Keywords

Gambling; at-risk gambler; recreational gambler; screening; problem gambling; moderate gambler; gambling harm

Disciplines

Economics | Gaming and Casino Operations Management | Hospitality Administration and Management | International Business | Mental and Social Health | Psychology | Public Affairs, Public Policy and Public Administration | Sociology | Statistics and Probability | Substance Abuse and Addiction | Tourism and Travel

Comments

Attachment: PDF containing 14 slides

 
Jun 9th, 10:30 AM Jun 9th, 12:00 PM

Profiling At-Risk Gamblers

The Mirage Hotel & Casino, Las Vegas, Nevada

The majority of gambling research has been concentrating on problem gambling and on the association between gambling behavior, game design and gambling harm. Much less attention has been directed at recreational gambling or on players that do not suffer from any gambling related problems. However, when it comes to preventing gambling harm we should also target those at risk as well those who are gambling moderately.

As a part of a project on prevention of adult gambling harm we did a study of at-risk gamblers in order to recognize and to define the socio-economic background of our target group. Prior to our study there have been no examinations done on at-risk or moderate gamblers in Finland. The study was based on the Finnish national prevalence study 2011 data and the report was published in November 2015.

Our study also examined whether it is possible to identify at-risk gambling habits by analyzing gambling consumption. Previous studies identify an association between gambling consumption and gambling harm. It seems that we do need more research done on moderate and at-risk gamblers. Their gambling habits are not similar with those of problem gamblers and there seems to be demographic differences in these groups as well.

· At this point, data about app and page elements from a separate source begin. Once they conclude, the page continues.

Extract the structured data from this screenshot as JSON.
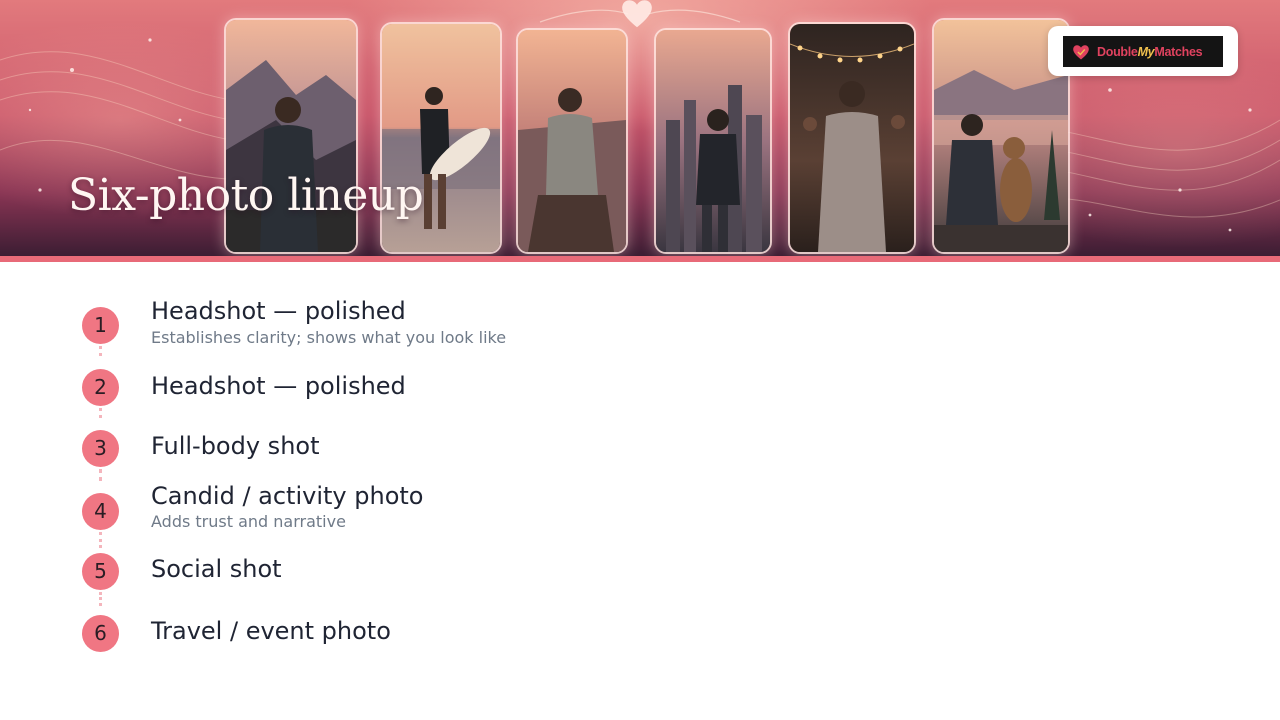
{
  "slide": {
    "title": "Six-photo lineup",
    "brand": {
      "part1": "Double",
      "part2": "My",
      "part3": "Matches",
      "brand_colors": [
        "#e0425f",
        "#f2c14e",
        "#141414"
      ]
    }
  },
  "banner": {
    "photos": [
      {
        "icon": "mountain-hiker-photo"
      },
      {
        "icon": "beach-surfer-photo"
      },
      {
        "icon": "cliff-sunset-photo"
      },
      {
        "icon": "city-skyline-photo"
      },
      {
        "icon": "string-lights-party-photo"
      },
      {
        "icon": "lake-dog-photo"
      }
    ]
  },
  "lineup": [
    {
      "number": "1",
      "title": "Headshot — polished",
      "subtitle": "Establishes clarity; shows what you look like"
    },
    {
      "number": "2",
      "title": "Headshot — polished",
      "subtitle": ""
    },
    {
      "number": "3",
      "title": "Full-body shot",
      "subtitle": ""
    },
    {
      "number": "4",
      "title": "Candid / activity photo",
      "subtitle": "Adds trust and narrative"
    },
    {
      "number": "5",
      "title": "Social shot",
      "subtitle": ""
    },
    {
      "number": "6",
      "title": "Travel / event photo",
      "subtitle": ""
    }
  ],
  "colors": {
    "accent": "#f07683",
    "title_text": "#1f2433",
    "subtitle_text": "#6f7a88"
  }
}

We have defined at-risk gambler as a gambler who gambles often and uses excessive amount of time and/or money, gambles usually a variety of games and who (possibly) experiences some adverse symptoms in his own economy, health, social relationships, at work or school due to his gambling. Recreational gambler was defined as a gambler who has not experienced any adverse symptoms due to his gambling. Gambling behavior is classified in our report by using PGSI on a three stage scale and was referred as:

  • 0 points; moderate/recreational gambler (experience no problems)

  • 1-4 points; at-risk gambler

  • 5-27 points; problem gambler (including both moderate-risk gambler and problem gambler)

We took into account only those who had gambled.

In his presentation we will explore the profile of at-risk gamblers compared to moderate gamblers. Does at-risk gambling bear resemblance more to moderate gambling or to problem gambling? We will also discuss means of recognizing and screening at-risk gamblers.